The Salesforce - a potent source of innovation
In today’s dynamic business environments, organisations must adapt to change quickly or die out. A potent source of organisational innovativeness can be the firm’s salesforce, which has the greatest exposure to customer needs and fluctuating market trends. To leverage their ability to drive innovation in the organisation, sales managers need to stimulate salespersons intellectually and integrate the sales function with other organisational functions.
50% of the Fortune 500 from 1999 had disappeared from the list just ten years later. Not all entities perished, many were acquired, merged or split up into smaller companies. There is thus a more than 50% chance that a company that is thriving today is unlikely to exist in ten years’ time. And in many cases, where a company was consigned to the history pages, the management was reluctant to innovate or act on in-house innovations.
In today’s dynamic environment, businesses must innovate or die. An essential factor that determines a firm’s ability to cope with change is organisational innovativeness. Salespeople, who are at the forefront of customer interaction, are in a unique position to contribute to organisational innovativeness. They have the means to develop important insights regarding changing customer demands and market conditions. However, without a process to harness their potential as innovation drivers, this potential is wasted. A study, therefore, tries to answer the question: How can firms drive organisational innovativeness and firm performance through sales management?

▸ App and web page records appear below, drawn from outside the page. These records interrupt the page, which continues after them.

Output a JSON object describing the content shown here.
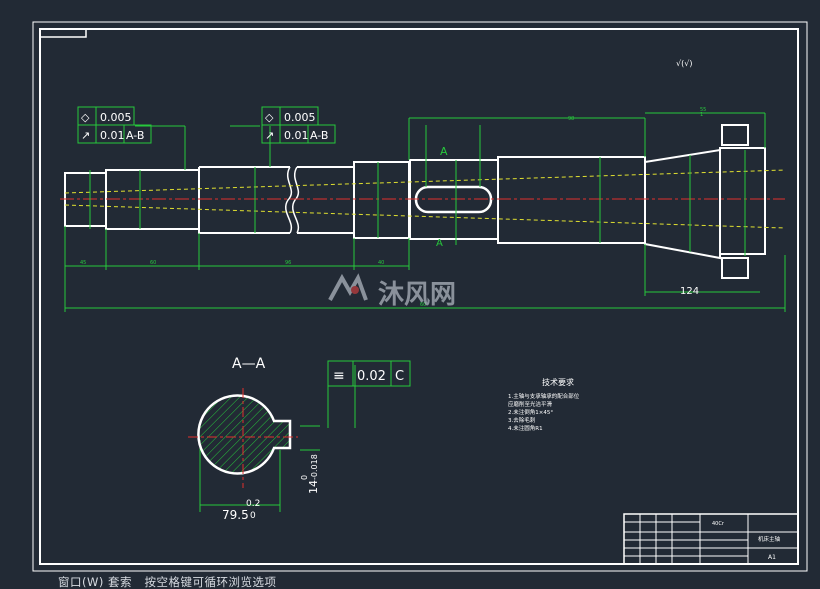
{
  "drawing": {
    "roughness_symbol": "√(√)",
    "tolerance_frame_1": {
      "symbol": "◇",
      "value_row1": "0.005",
      "symbol2": "↗",
      "value_row2": "0.01",
      "datum": "A-B"
    },
    "tolerance_frame_2": {
      "symbol": "◇",
      "value_row1": "0.005",
      "symbol2": "↗",
      "value_row2": "0.01",
      "datum": "A-B"
    },
    "section_marker_top": "A",
    "section_marker_bottom": "A",
    "dimension_124": "124",
    "section_title": "A—A",
    "section_tolerance": {
      "symbol": "≡",
      "value": "0.02",
      "datum": "C"
    },
    "section_dim_width": "79.5",
    "section_dim_width_tol": "0.2",
    "section_dim_width_tol2": "0",
    "section_dim_height": "14",
    "section_dim_height_tol1": "0",
    "section_dim_height_tol2": "-0.018",
    "tech_req_title": "技术要求",
    "tech_req_items": [
      "1.主轴与支承轴承的配合部位",
      "  应磨削至光洁平滑",
      "2.未注倒角1×45°",
      "3.去除毛刺",
      "4.未注圆角R1"
    ],
    "title_block_part_name": "机床主轴",
    "title_block_sheet": "A1",
    "title_block_material": "40Cr"
  },
  "watermark": {
    "brand_text": "沐风网"
  },
  "statusbar": {
    "text": "窗口(W) 套索   按空格键可循环浏览选项"
  },
  "colors": {
    "background": "#222a35",
    "outline": "#ffffff",
    "dimension": "#27c83c",
    "centerline": "#e0302d",
    "hatch": "#e0e030",
    "text": "#ffffff"
  }
}
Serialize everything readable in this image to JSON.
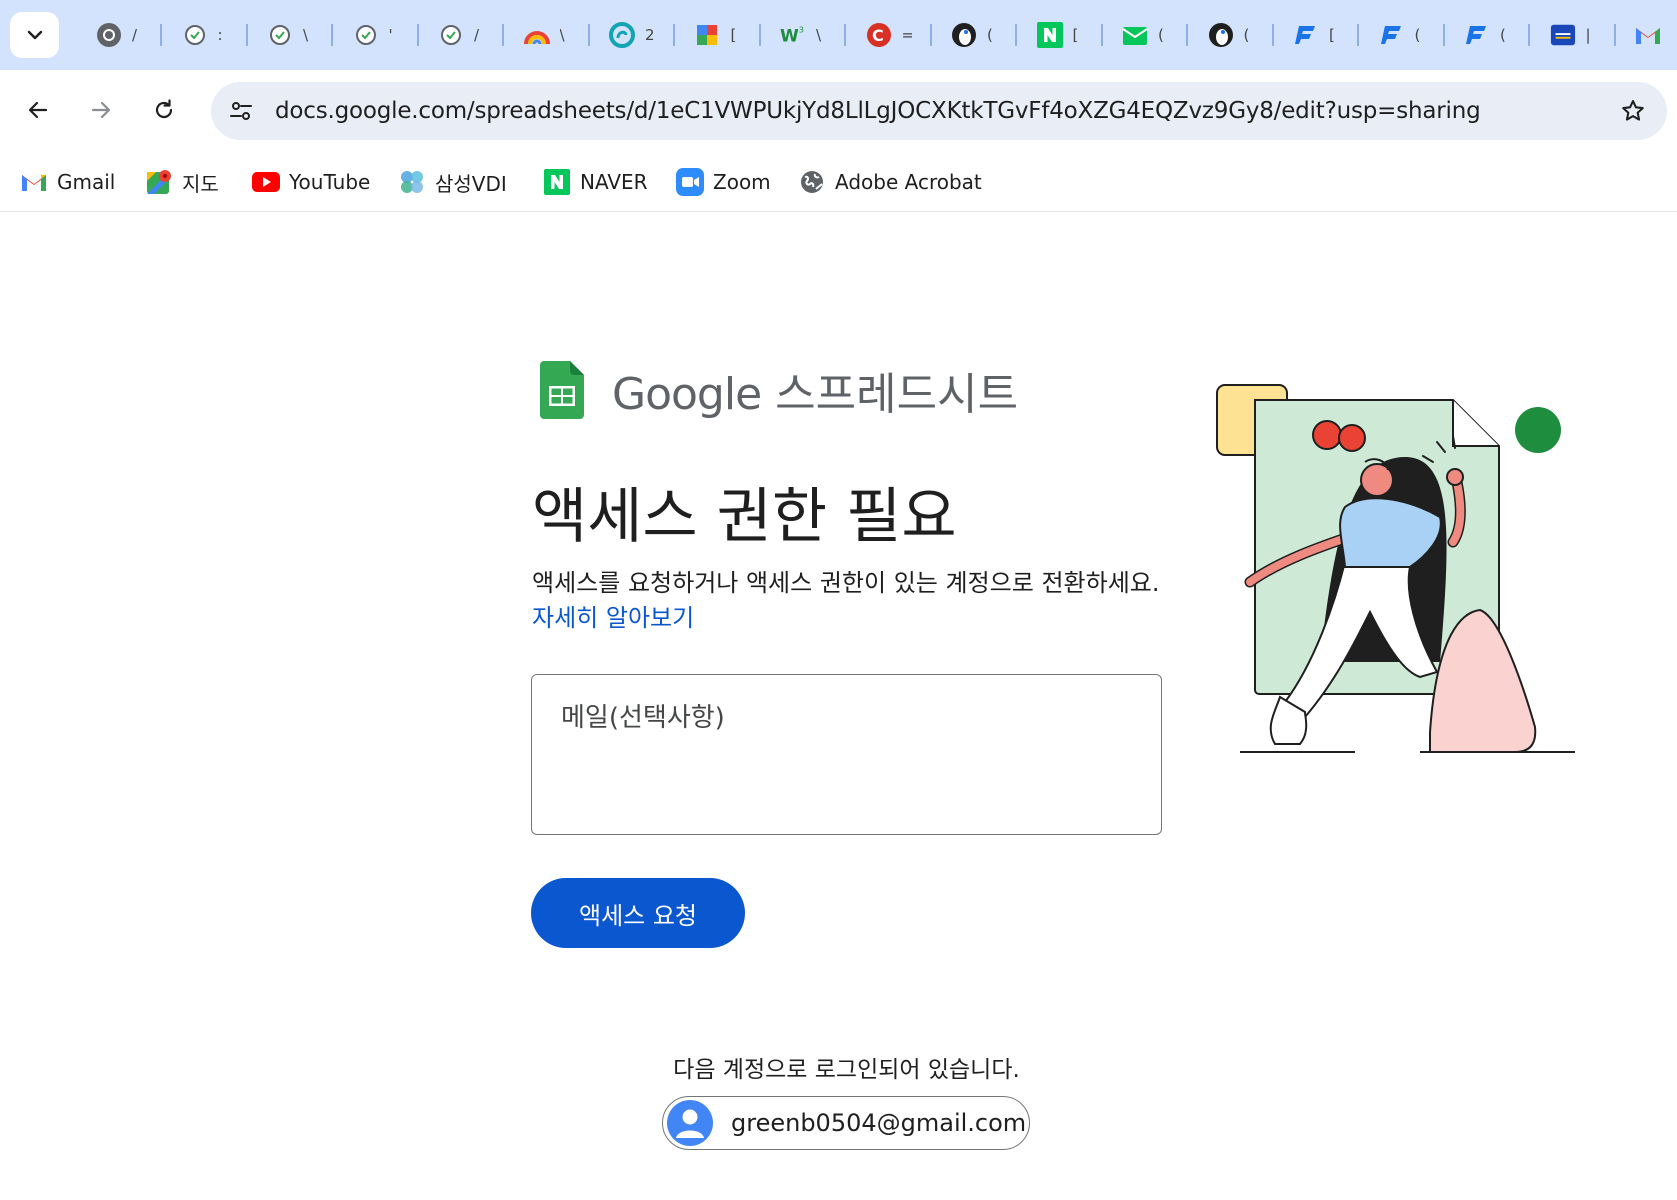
{
  "browser": {
    "tabs": [
      {
        "icon": "chrome-icon",
        "title": "/"
      },
      {
        "icon": "green-check-icon",
        "title": ":"
      },
      {
        "icon": "green-check-icon",
        "title": "\\"
      },
      {
        "icon": "green-check-icon",
        "title": "'"
      },
      {
        "icon": "green-check-icon",
        "title": "/"
      },
      {
        "icon": "rainbow-icon",
        "title": "\\"
      },
      {
        "icon": "teal-swirl-icon",
        "title": "2"
      },
      {
        "icon": "colorful-b-icon",
        "title": "["
      },
      {
        "icon": "w3-icon",
        "title": "\\"
      },
      {
        "icon": "red-c-icon",
        "title": "="
      },
      {
        "icon": "penguin-icon",
        "title": "("
      },
      {
        "icon": "naver-n-icon",
        "title": "["
      },
      {
        "icon": "naver-mail-icon",
        "title": "("
      },
      {
        "icon": "penguin-icon",
        "title": "("
      },
      {
        "icon": "blue-f-icon",
        "title": "["
      },
      {
        "icon": "blue-f-icon",
        "title": "("
      },
      {
        "icon": "blue-f-icon",
        "title": "("
      },
      {
        "icon": "card-icon",
        "title": "|"
      },
      {
        "icon": "gmail-icon",
        "title": ""
      }
    ],
    "url": "docs.google.com/spreadsheets/d/1eC1VWPUkjYd8LlLgJOCXKtkTGvFf4oXZG4EQZvz9Gy8/edit?usp=sharing",
    "bookmarks": [
      {
        "icon": "gmail-icon",
        "label": "Gmail"
      },
      {
        "icon": "maps-icon",
        "label": "지도"
      },
      {
        "icon": "youtube-icon",
        "label": "YouTube"
      },
      {
        "icon": "samsung-vdi-icon",
        "label": "삼성VDI"
      },
      {
        "icon": "naver-icon",
        "label": "NAVER"
      },
      {
        "icon": "zoom-icon",
        "label": "Zoom"
      },
      {
        "icon": "globe-icon",
        "label": "Adobe Acrobat"
      }
    ]
  },
  "page": {
    "brand_google": "Google",
    "brand_product": "스프레드시트",
    "headline": "액세스 권한 필요",
    "description": "액세스를 요청하거나 액세스 권한이 있는 계정으로 전환하세요.",
    "learn_more": "자세히 알아보기",
    "email_placeholder": "메일(선택사항)",
    "request_button": "액세스 요청",
    "signed_in_text": "다음 계정으로 로그인되어 있습니다.",
    "account_email": "greenb0504@gmail.com"
  },
  "colors": {
    "tab_strip": "#d3e3fd",
    "primary_button": "#0b57d0",
    "link": "#0b57d0",
    "sheets_green": "#34a853",
    "avatar": "#4285f4"
  }
}
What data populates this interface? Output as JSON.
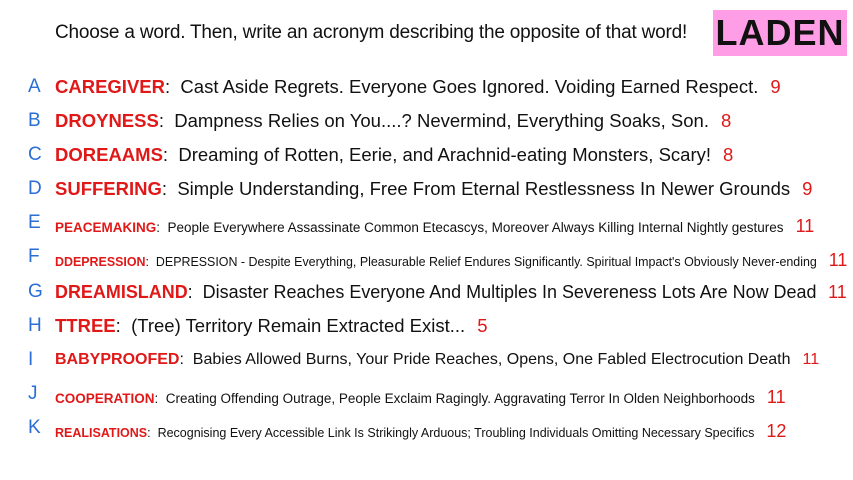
{
  "prompt": "Choose a word. Then, write an acronym describing the opposite of that word!",
  "badge": "LADEN",
  "colors": {
    "badge_bg": "#ff9ee6",
    "word": "#e01818",
    "letter": "#2a6fd6",
    "count": "#e01818"
  },
  "rows": [
    {
      "letter": "A",
      "word": "CAREGIVER",
      "acronym": "Cast Aside Regrets. Everyone Goes Ignored. Voiding Earned Respect.",
      "count": "9"
    },
    {
      "letter": "B",
      "word": "DROYNESS",
      "acronym": "Dampness Relies on You....? Nevermind, Everything Soaks, Son.",
      "count": "8"
    },
    {
      "letter": "C",
      "word": "DOREAAMS",
      "acronym": "Dreaming of  Rotten, Eerie, and Arachnid-eating Monsters, Scary!",
      "count": "8"
    },
    {
      "letter": "D",
      "word": "SUFFERING",
      "acronym": "Simple Understanding, Free From Eternal Restlessness In Newer Grounds",
      "count": "9"
    },
    {
      "letter": "E",
      "word": "PEACEMAKING",
      "acronym": "People Everywhere Assassinate Common Etecascys, Moreover Always Killing Internal Nightly gestures",
      "count": "11"
    },
    {
      "letter": "F",
      "word": "DDEPRESSION",
      "acronym": "DEPRESSION - Despite Everything, Pleasurable Relief Endures Significantly. Spiritual Impact's Obviously Never-ending",
      "count": "11"
    },
    {
      "letter": "G",
      "word": "DREAMISLAND",
      "acronym": "Disaster Reaches Everyone And Multiples In Severeness Lots Are Now Dead",
      "count": "11"
    },
    {
      "letter": "H",
      "word": "TTREE",
      "acronym": "(Tree) Territory Remain Extracted Exist...",
      "count": "5"
    },
    {
      "letter": "I",
      "word": "BABYPROOFED",
      "acronym": "Babies Allowed Burns, Your Pride Reaches, Opens, One Fabled Electrocution Death",
      "count": "11"
    },
    {
      "letter": "J",
      "word": "COOPERATION",
      "acronym": "Creating Offending Outrage, People Exclaim Ragingly. Aggravating Terror In Olden Neighborhoods",
      "count": "11"
    },
    {
      "letter": "K",
      "word": "REALISATIONS",
      "acronym": "Recognising Every Accessible Link Is Strikingly Arduous; Troubling Individuals Omitting Necessary Specifics",
      "count": "12"
    }
  ]
}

The study found that sales managers are critical to developing a salesforce’s innovation orientation. They set the tone for sales operations, and when they stimulate their salespersons intellectually, they can create a culture of innovative thinking throughout the salesforce and the organisation. This leads to an increase in organisational innovativeness, and ultimately to its ability to adapt to the fluctuating business environment. Moreover, manager intellectual stimulation also boosts sales, which leads to increased top and bottom lines.
The study also found that this positive relationship between the salesforce and organisational innovativeness is affected by the degree to which the sales team is integrated within the firm. Salespersons interact with customers, R&D teams, marketing, accounting and finance, as well as IT in order to provide solutions that best meet customer needs. The greater the collaboration between the sales team and the other departments, the higher the innovation resulting from manager intellectual stimulation.
Manager intellectual stimulation starts with sales managers realising that good ideas can come from anywhere in the organisation, and that salespersons have the necessary exposure to understand customer needs well. They can stimulate their employees intellectually by fostering a climate of cooperation and joint problem solving, and by encouraging employees to use their knowledge and experience of customers to question known assumptions, to look at problems related to customer needs (and other areas) differently, and to approach situations in new ways.
Additionally, sales managers can foster closer working relationships between sales and other departments by involving salespersons in discussions about the broader strategies of the organisation. This can include discussions on product pitches, positioning, highlighting features, or segmentation. They can bring salespersons with good ideas together with marketing and product teams to leverage their new thoughts into better products and services.
Further, they can organise shopfloor visits (in manufacturing setups) and introductions to different organisational functions for sales representatives to give them a holistic idea of the organisation’s operations and the challenges it faces. This can not only help sales employees feel more integrated into the firm but also allow them to think “big picture” when coming up with new ideas.
At a broader level, to integrate sales with other teams, sales managers can co-locate the sales function with other functions. As employees from various teams interact in a casual setting, there is a high likelihood that they will get to know each other and understand each other’s jobs and functions. Incorporating measures that stimulate salespersons’ innovative thinking and integrate sales with other functions just might give an organisation the edge it needs to survive in today’s “change or die” environment.